Linux Commands

Linux Expect Command

Bash scripts make the automation of tasks an easy thing. There are numerous ways where you can automate different repetitive tasks to save time and effort, including automating the tasks that require a user input. Besides, Linux offers commands such as “expect” to easily work your way around using scripts.

The Linux “expect” command lets you control how the scripts that require a user input to execute works. If your script requires a user input to continue executing, there is a way on how you can control this interactivity using the “expect” command.

Getting Started with the Linux Expect Command

The Linux “expect” command doesn’t come installed on your system. However, you can use different methods to install it. For our case, we are using the “apt” option to install it using the following command:

$ sudo apt install expect

Once the process completes, check the expect version to verify that the installation was a success.

Once you have the information available on your Linux, the next thing is learning how to use it to automate the interactive tasks.

First, let’s create a simple Bash script to see how it would run interactively. Our script prompts the user to input a few details, and it can only continue running when a user input has been read.

Create a Bash script using a text editor of your choice. Once you have your script code written, save and exit the text editor.

You must make the script file executable. For that, use the following syntax and match it with your target script file:

$ sudo chmod +x <file>

To run the script, use the “./” command followed by the script’s name. Notice how the script prompts for user input and can only continue when we type the input.

When you want to automate such an interactive session, you must use the “expect” command to send the required inputs when required instead of a user having to input them.

Before we see how the “expect” command comes into play, locate its location using the “which” command. Note the path where the “expect” command lies as you will need it when writing the “expect” script.

For this case, “expect” is stored in the /usr/bin/expect location.

Again, open your text editor and create another script. This time, save it with a “.exp” extension to identify it as an expect script. There are four main commands that you can use when writing your expect script:

  1. spawn – It initiates a new process and is added to invoke the script that you wish to automate the interactive sections.
  2. send – It sends the required response that would otherwise be inserted by the user.
  3. expect – It shows the line in the target script that awaits an output.
  4. interact – It initiates interacting with the program.

For this case, we have our “expect” script written as shown in the following. We highlighted the target script and given the “expect” options and what response they will get.

The last line shows the end of the script and must be included whenever you are writing an “expect” script. Make the “expect” script executable using “chmod”.

Lastly, run the script and watch what happens. Instead of requiring a user to interact with the script by inserting the required input, the values that we sent in the “expect” script are added as the user responses. That way, you manage to automate the interactive user inputs.

Suppose you prefer working with variables for the values that you want to have as the user inputs; that, too, is possible.
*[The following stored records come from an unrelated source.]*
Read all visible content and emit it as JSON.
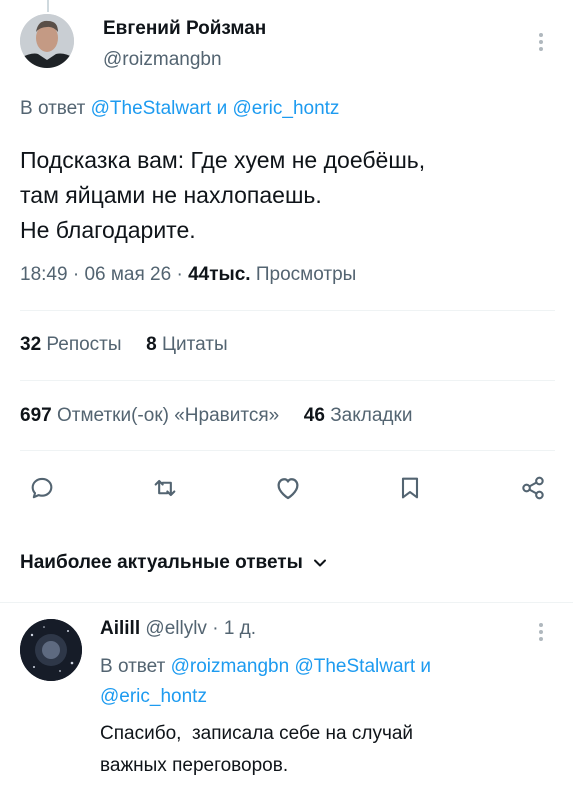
{
  "tweet": {
    "author_name": "Евгений Ройзман",
    "author_handle": "@roizmangbn",
    "reply_prefix": "В ответ",
    "reply_user1": "@TheStalwart",
    "reply_conj": "и",
    "reply_user2": "@eric_hontz",
    "text_lines": [
      "Подсказка вам: Где хуем не доебёшь,",
      "там яйцами не нахлопаешь.",
      "Не благодарите."
    ],
    "time": "18:49",
    "date": "06 мая 26",
    "views_count": "44тыс.",
    "views_label": "Просмотры"
  },
  "stats": {
    "reposts_count": "32",
    "reposts_label": "Репосты",
    "quotes_count": "8",
    "quotes_label": "Цитаты",
    "likes_count": "697",
    "likes_label": "Отметки(-ок) «Нравится»",
    "bookmarks_count": "46",
    "bookmarks_label": "Закладки"
  },
  "actions": {
    "icons": [
      "reply-icon",
      "retweet-icon",
      "like-icon",
      "bookmark-icon",
      "share-icon"
    ]
  },
  "replies_sort": {
    "label": "Наиболее актуальные ответы"
  },
  "reply": {
    "author_name": "Ailill",
    "author_handle": "@ellylv",
    "separator": "·",
    "age": "1 д.",
    "reply_prefix": "В ответ",
    "reply_user1": "@roizmangbn",
    "reply_user2": "@TheStalwart",
    "reply_conj": "и",
    "reply_user3": "@eric_hontz",
    "text_lines": [
      "Спасибо,  записала себе на случай",
      "важных переговоров."
    ]
  },
  "colors": {
    "accent": "#1d9bf0",
    "muted": "#536471",
    "text": "#0f1419",
    "divider": "#eff3f4"
  }
}
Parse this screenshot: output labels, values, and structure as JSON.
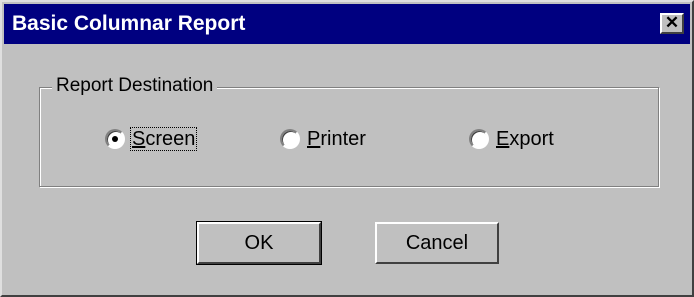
{
  "window": {
    "title": "Basic Columnar Report",
    "close_glyph": "✕"
  },
  "group": {
    "label": "Report Destination"
  },
  "radios": [
    {
      "mnemonic": "S",
      "rest": "creen",
      "selected": true
    },
    {
      "mnemonic": "P",
      "rest": "rinter",
      "selected": false
    },
    {
      "mnemonic": "E",
      "rest": "xport",
      "selected": false
    }
  ],
  "buttons": {
    "ok_label": "OK",
    "cancel_label": "Cancel"
  },
  "colors": {
    "titlebar": "#000080",
    "face": "#c0c0c0"
  }
}
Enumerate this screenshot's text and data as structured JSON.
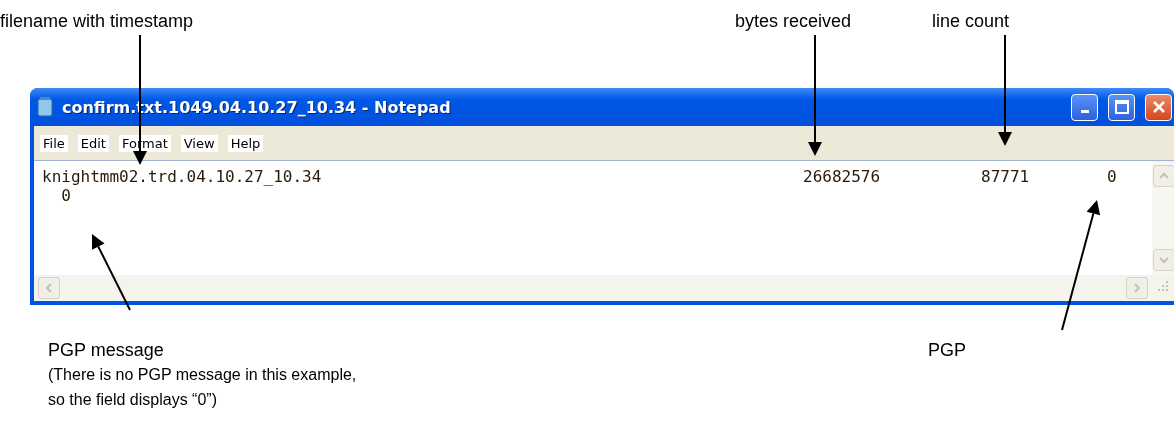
{
  "annotations_top": [
    "filename with timestamp",
    "bytes received",
    "line count"
  ],
  "window": {
    "title": "confirm.txt.1049.04.10.27_10.34 - Notepad",
    "menu": [
      "File",
      "Edit",
      "Format",
      "View",
      "Help"
    ],
    "lines": [
      {
        "fields": [
          "knightmm02.trd.04.10.27_10.34",
          "26682576",
          "87771",
          "0"
        ]
      },
      {
        "fields": [
          "  0"
        ]
      }
    ]
  },
  "annotations_bottom": [
    {
      "lines": [
        "PGP message",
        "(There is no PGP message in this example,",
        "so the field displays “0”)"
      ]
    },
    {
      "lines": [
        "PGP"
      ]
    }
  ]
}
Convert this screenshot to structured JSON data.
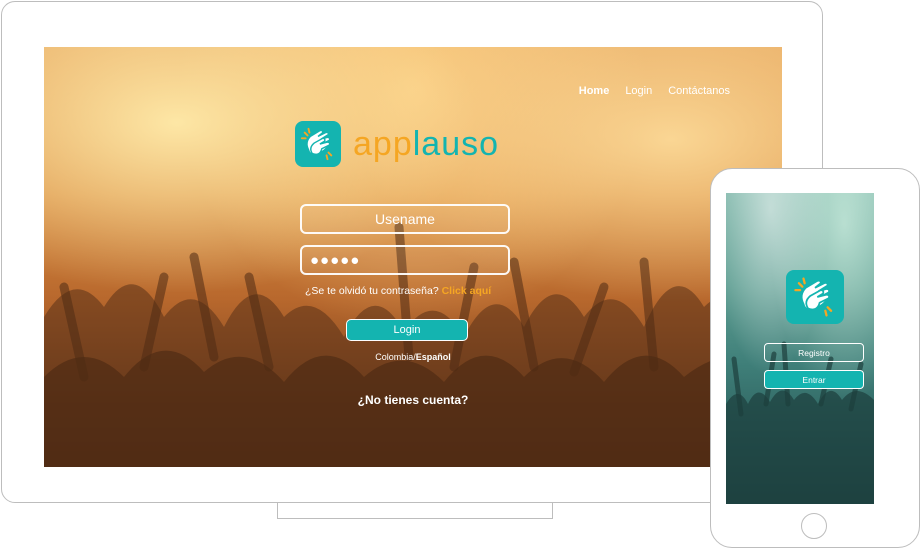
{
  "desktop": {
    "nav": {
      "home": "Home",
      "login": "Login",
      "contact": "Contáctanos"
    },
    "logo": {
      "part1": "app",
      "part2": "lauso"
    },
    "username_placeholder": "Usename",
    "password_mask": "●●●●●",
    "forgot": {
      "text": "¿Se te olvidó tu contraseña?",
      "link": "Click aquí"
    },
    "login_button": "Login",
    "locale": {
      "country": "Colombia/",
      "language": "Español"
    },
    "no_account": "¿No tienes cuenta?"
  },
  "mobile": {
    "register_button": "Registro",
    "enter_button": "Entrar"
  },
  "colors": {
    "teal": "#14b4b0",
    "orange": "#f5a623"
  }
}
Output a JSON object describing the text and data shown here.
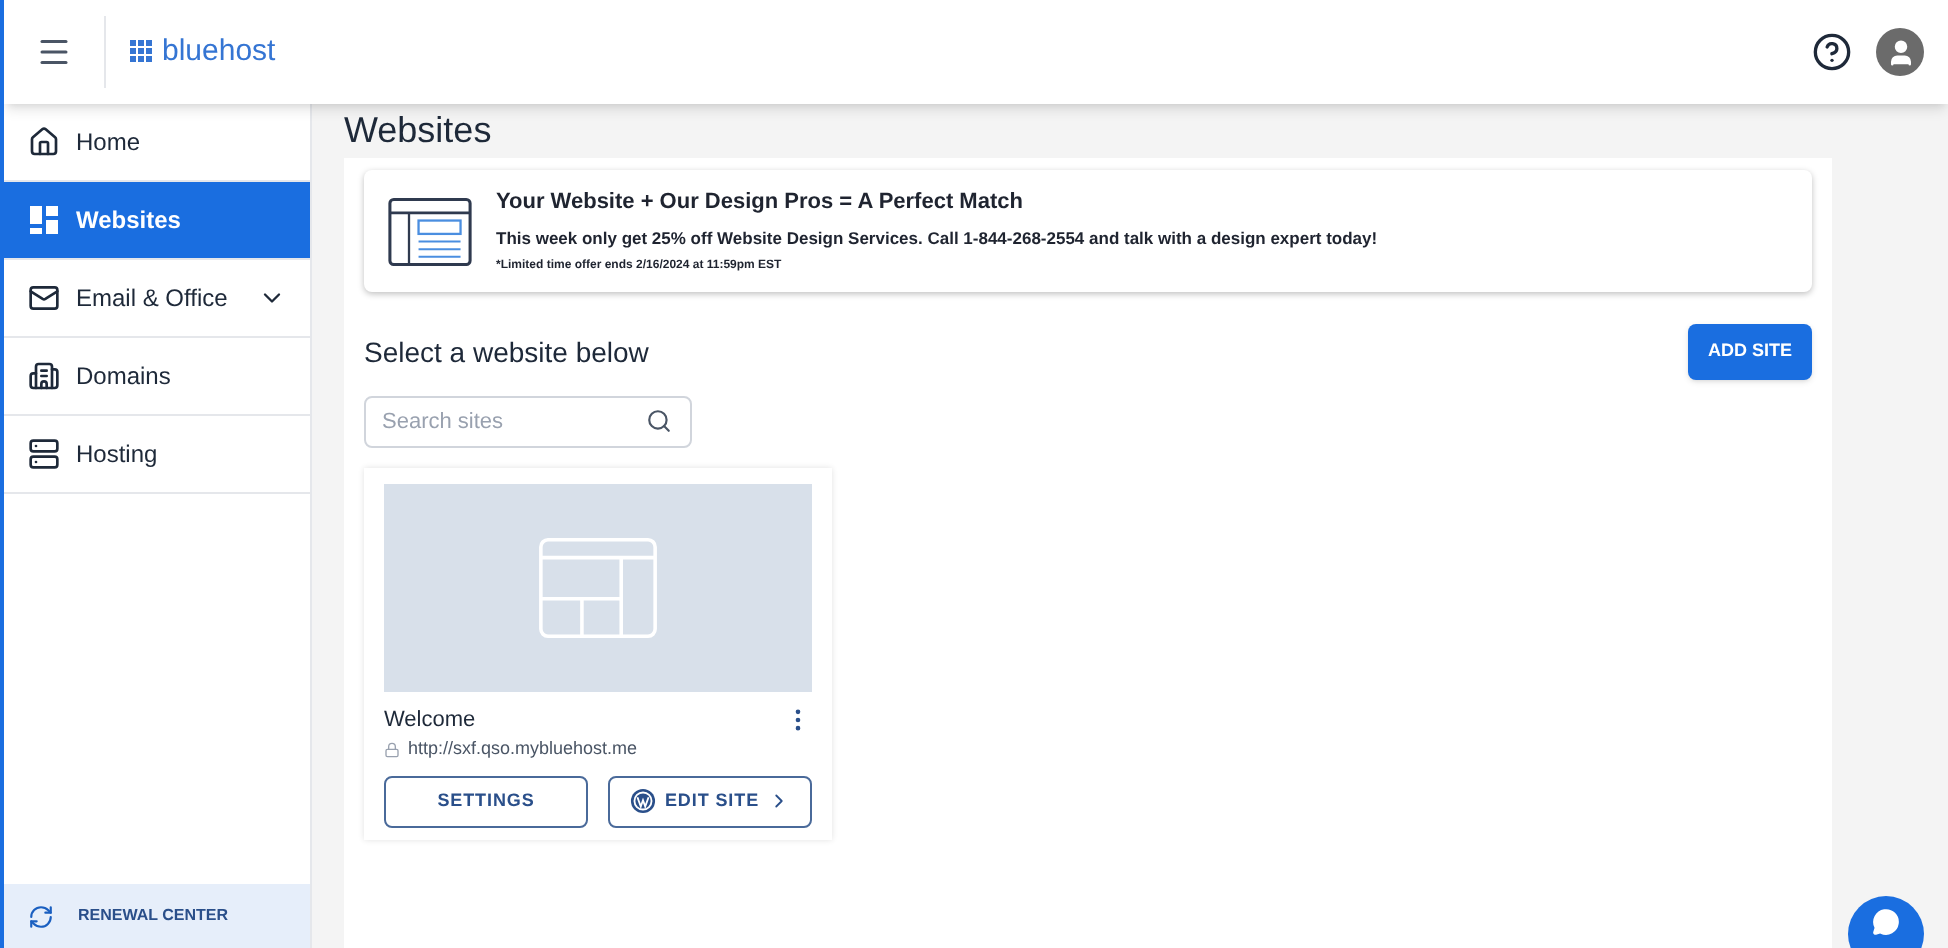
{
  "header": {
    "logo": "bluehost"
  },
  "sidebar": {
    "items": [
      {
        "label": "Home",
        "selected": false,
        "expandable": false
      },
      {
        "label": "Websites",
        "selected": true,
        "expandable": false
      },
      {
        "label": "Email & Office",
        "selected": false,
        "expandable": true
      },
      {
        "label": "Domains",
        "selected": false,
        "expandable": false
      },
      {
        "label": "Hosting",
        "selected": false,
        "expandable": false
      }
    ],
    "footer": "RENEWAL CENTER"
  },
  "page_title": "Websites",
  "promo": {
    "title": "Your Website + Our Design Pros = A Perfect Match",
    "body": "This week only get 25% off Website Design Services. Call 1-844-268-2554 and talk with a design expert today!",
    "note": "*Limited time offer ends 2/16/2024 at 11:59pm EST"
  },
  "section_title": "Select a website below",
  "add_button": "ADD SITE",
  "search": {
    "placeholder": "Search sites"
  },
  "sites": [
    {
      "name": "Welcome",
      "url": "http://sxf.qso.mybluehost.me",
      "buttons": [
        "SETTINGS",
        "EDIT SITE"
      ]
    }
  ]
}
Set the target variables and their values, then invoke the variable name to send it as the expected user input. Take a look at the following example:

When you rerun this modified script, you still obtain the same goal, only that you used variables this time.

Working with Autoexpect

You can avoid creating the “expect” script using the “autoexpect” command. How this works is that you run the “autoexpect” command followed by the script that you wish to create an “expect” script for.

For instance, our initial script is “”. For that, we use “autoexpect” with the following command:

$ autoexpect ./

Once you run it, a new “expect” script automatically gets created under the “” name, and you will get prompted to give the expected responses for the user inputs.

All you need is to run the created script, and you simplify the process by eliminating the need to create the “expect” script manually.


The “expect” command helps to automate the interactive user inputs when creating a Bash script. Once you give it with the expected values, your script will run without halting, even though the user input is required. We’ve seen an example of working with the “expect” command, including how to generate an “expect” script using the autoexpect program automatically. That’s it!

About the author

Denis Kariuki

Denis is a Computer Scientist with a passion for Networking and Cyber Security. I love the terminal, and using Linux is a hobby. I am passionate about sharing tips and ideas about Linux and computing.